Compassion

Feeling a little brokenhearted today. I’m healthy. My family is healthy. We’re all thriving. But all around me is despair. When I close my eyes I might even feel the agony and hopelessness of the world echoing within my soul. The blind cry out for relief from their sorrows and grope for the cross that remains just out of reach. Others with clear vision call on their Savior, their reason for hope, but He shows them more trouble.

2 Corinthians 1:3-5, “Blessed be the God and father of our Lord Jesus Christ, the father of mercies and God of all comfort, who comforts us in all our affliction so that we will be able to comfort those who are in any affliction with the comfort with which we ourselves are comforted by God. For just as the sufferings of Christ are ours in abundance, so also our comfort is abundant through Christ”

When I was sick so many people wanted to help that I felt supremely guilty that I couldn’t come up with odd jobs for them.
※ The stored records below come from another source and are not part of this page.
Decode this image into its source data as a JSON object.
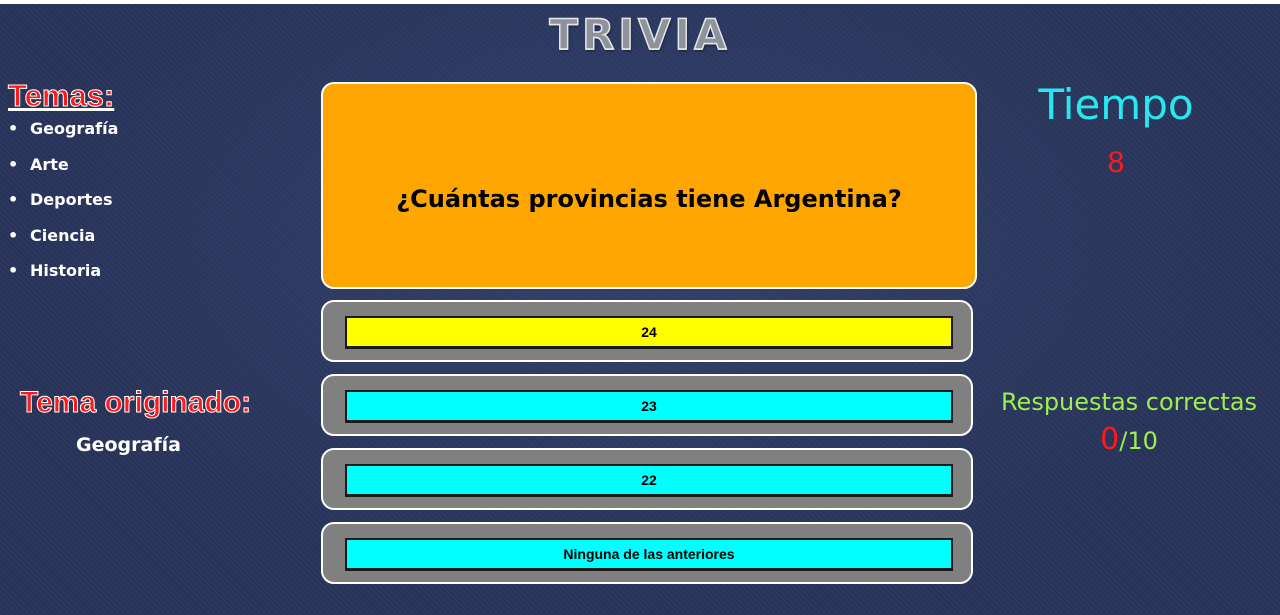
{
  "title": "TRIVIA",
  "temas": {
    "heading": "Temas:",
    "items": [
      "Geografía",
      "Arte",
      "Deportes",
      "Ciencia",
      "Historia"
    ]
  },
  "tema_originado": {
    "heading": "Tema originado:",
    "value": "Geografía"
  },
  "question": "¿Cuántas provincias tiene Argentina?",
  "answers": [
    {
      "label": "24",
      "selected": true
    },
    {
      "label": "23",
      "selected": false
    },
    {
      "label": "22",
      "selected": false
    },
    {
      "label": "Ninguna de las anteriores",
      "selected": false
    }
  ],
  "tiempo": {
    "label": "Tiempo",
    "value": "8"
  },
  "score": {
    "label": "Respuestas correctas",
    "correct": "0",
    "total_text": "/10"
  },
  "colors": {
    "question_bg": "#ffa500",
    "answer_bg": "#00ffff",
    "answer_selected_bg": "#ffff00",
    "frame_bg": "#808080",
    "heading_red": "#ff1a1a",
    "tiempo_cyan": "#26e8ee",
    "score_green": "#9dee4e"
  }
}
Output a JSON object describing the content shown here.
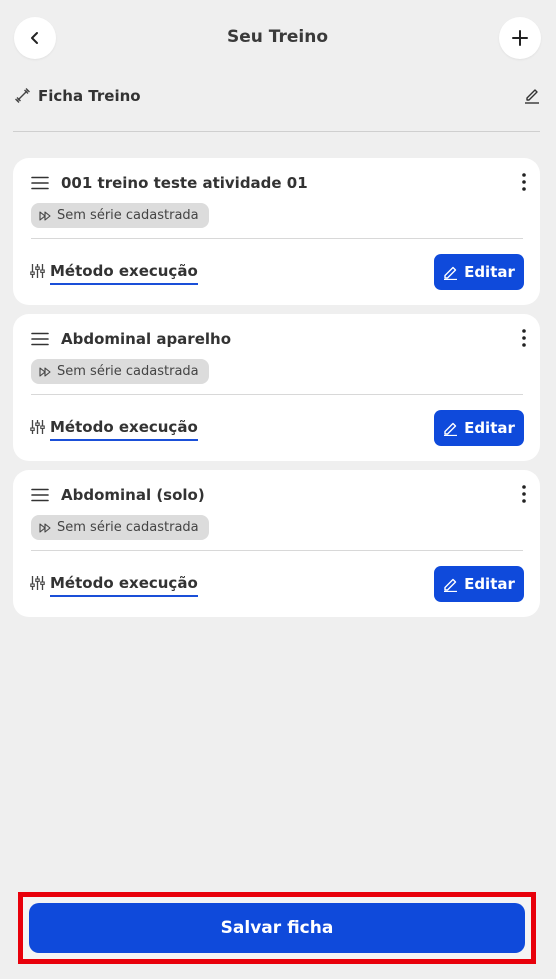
{
  "header": {
    "title": "Seu Treino",
    "back_icon": "chevron-left-icon",
    "add_icon": "plus-icon"
  },
  "ficha": {
    "label": "Ficha Treino",
    "icon": "dumbbell-icon",
    "edit_icon": "pencil-underline-icon"
  },
  "exercises": [
    {
      "title": "001 treino teste atividade 01",
      "badge": "Sem série cadastrada",
      "method": "Método execução",
      "edit_label": "Editar"
    },
    {
      "title": "Abdominal aparelho",
      "badge": "Sem série cadastrada",
      "method": "Método execução",
      "edit_label": "Editar"
    },
    {
      "title": "Abdominal (solo)",
      "badge": "Sem série cadastrada",
      "method": "Método execução",
      "edit_label": "Editar"
    }
  ],
  "footer": {
    "save_label": "Salvar ficha"
  },
  "colors": {
    "accent": "#0f4adb",
    "highlight": "#e8000b",
    "background": "#efefef"
  }
}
It was silly–they felt a burden to help in a tangible way, and praying didn’t seem tangible, so I felt a burden to help them ease their burden in a tangible way. We were all wrong. We should have just prayed together. Prayed more. Every time we inhale and feel a burden we should exhale with a prayer. But…it’s hard to pray! It’s hard to care deeply for someone, to rest their problems on your shoulders and have no way to lift them off other than to lift them up in prayer. And let’s be honest, when we do all that, many times we don’t see a real answer. We don’t feel the Lord’s presence. He doesn’t do “little” things like resolve social situations for our kids. He doesn’t do big things like blow the Holy Spirit down to breathe life into a dying child. He doesn’t heal most people’s cancer.
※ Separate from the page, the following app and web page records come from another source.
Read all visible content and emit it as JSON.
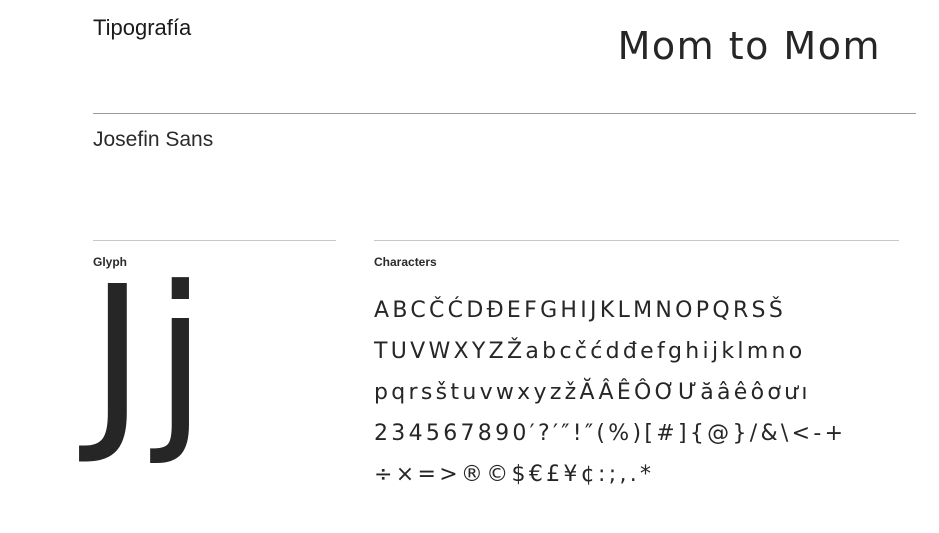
{
  "header": {
    "section_title": "Tipografía",
    "brand_title": "Mom to Mom"
  },
  "font": {
    "name": "Josefin Sans"
  },
  "glyph": {
    "label": "Glyph",
    "sample": "Jj"
  },
  "characters": {
    "label": "Characters",
    "lines": [
      "ABCČĆDĐEFGHIJKLMNOPQRSŠ",
      "TUVWXYZŽabcčćdđefghijklmno",
      "pqrsštuvwxyzžĂÂÊÔƠƯăâêôơưı",
      "234567890′?′″!″(%)[#]{@}/&\\<-+",
      "÷×=>®©$€£¥¢:;,.*"
    ]
  }
}
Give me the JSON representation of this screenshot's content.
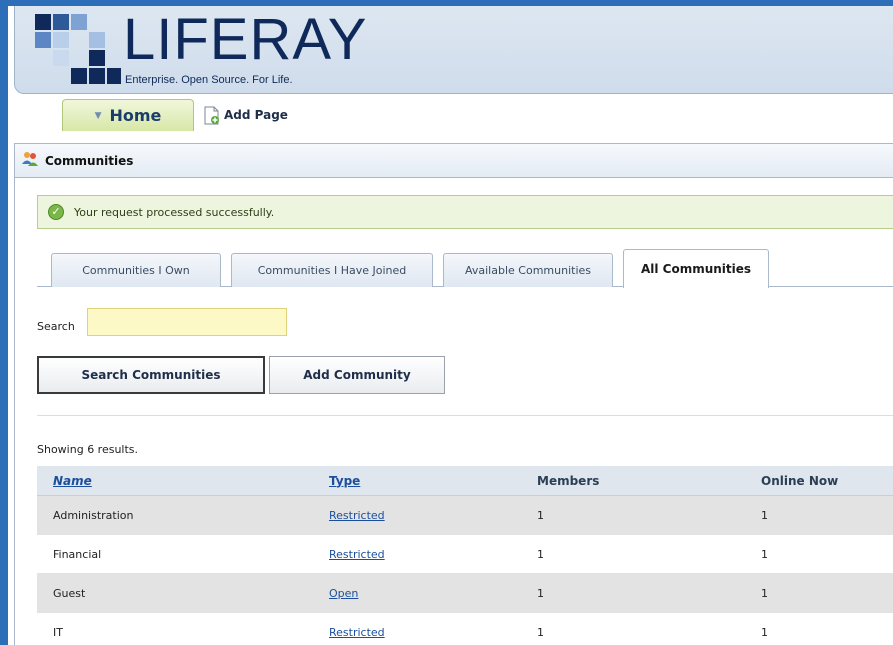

It’s hard not to take these unanswered (or differently answered) prayers personally. To keep praying, trying, crying, day after day. Sometimes it seems impossible to stir up enough passion to even want to intercede in faith for another. But that’s when we need to remember. We remember the faith from our youth. We remember the prayers He did answer from the past. With every gut wrenching blow we feel from receiving bad news, we will remember how the King felt when Judas kissed his cheek. When I hear my own voice bitterly complain about circumstances being unfair, I will remember how He felt each time the crowd of people He loved and cared for screamed, “Crucify Him”. And every time I wonder, “What’s the point?” of praying for someone, I will look around and take note of the empty tomb. The cross was enough.
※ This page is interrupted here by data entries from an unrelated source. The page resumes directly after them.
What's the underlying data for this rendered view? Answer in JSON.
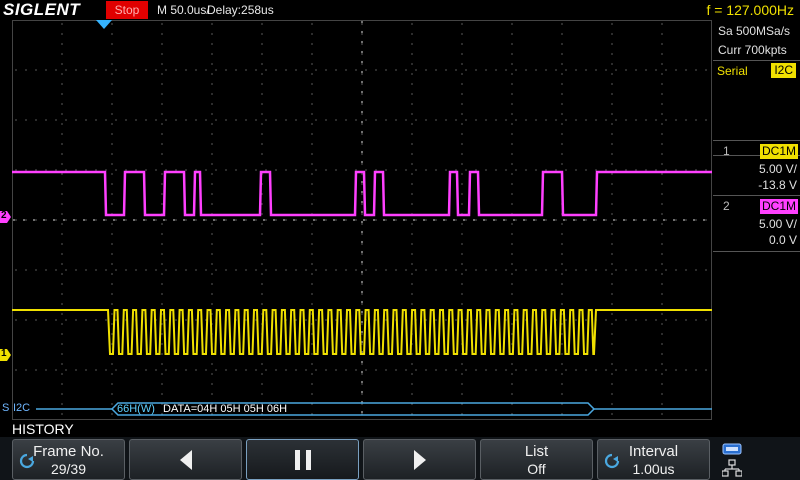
{
  "topbar": {
    "brand": "SIGLENT",
    "run_state": "Stop",
    "timebase": "M 50.0us/",
    "delay": "Delay:258us",
    "frequency": "f = 127.000Hz"
  },
  "acquire": {
    "sample_rate": "Sa 500MSa/s",
    "curr_points": "Curr 700kpts"
  },
  "serial": {
    "label": "Serial",
    "protocol": "I2C"
  },
  "channels": [
    {
      "num": "1",
      "coupling": "DC1M",
      "scale": "5.00 V/",
      "offset": "-13.8 V",
      "color": "#f0e000"
    },
    {
      "num": "2",
      "coupling": "DC1M",
      "scale": "5.00 V/",
      "offset": "0.0 V",
      "color": "#ff40ff"
    }
  ],
  "decode": {
    "source_marker": "S",
    "label": "I2C",
    "address": "66H(W)",
    "data": "DATA=04H 05H 05H 06H"
  },
  "history": {
    "title": "HISTORY"
  },
  "softkeys": {
    "frame_label": "Frame No.",
    "frame_value": "29/39",
    "list_label": "List",
    "list_value": "Off",
    "interval_label": "Interval",
    "interval_value": "1.00us"
  },
  "markers": {
    "ch1": "1",
    "ch2": "2"
  },
  "icons": {
    "prev": "triangle-left-icon",
    "play": "pause-icon",
    "next": "triangle-right-icon",
    "knob": "rotary-knob-icon",
    "usb": "usb-icon",
    "network": "network-icon",
    "trigger": "trigger-position-icon"
  },
  "colors": {
    "ch1": "#f0e000",
    "ch2": "#ff40ff",
    "decode": "#4aa8e0",
    "run_state_bg": "#e00000"
  }
}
Lamentations 3:22-24, “The Lord’s lovingkindnesses indeed never cease. For His compassions never fail. They are new every morning: Great is your faithfulness. “The Lord is my portion” says my soul. “Therefore I have hope in Him”…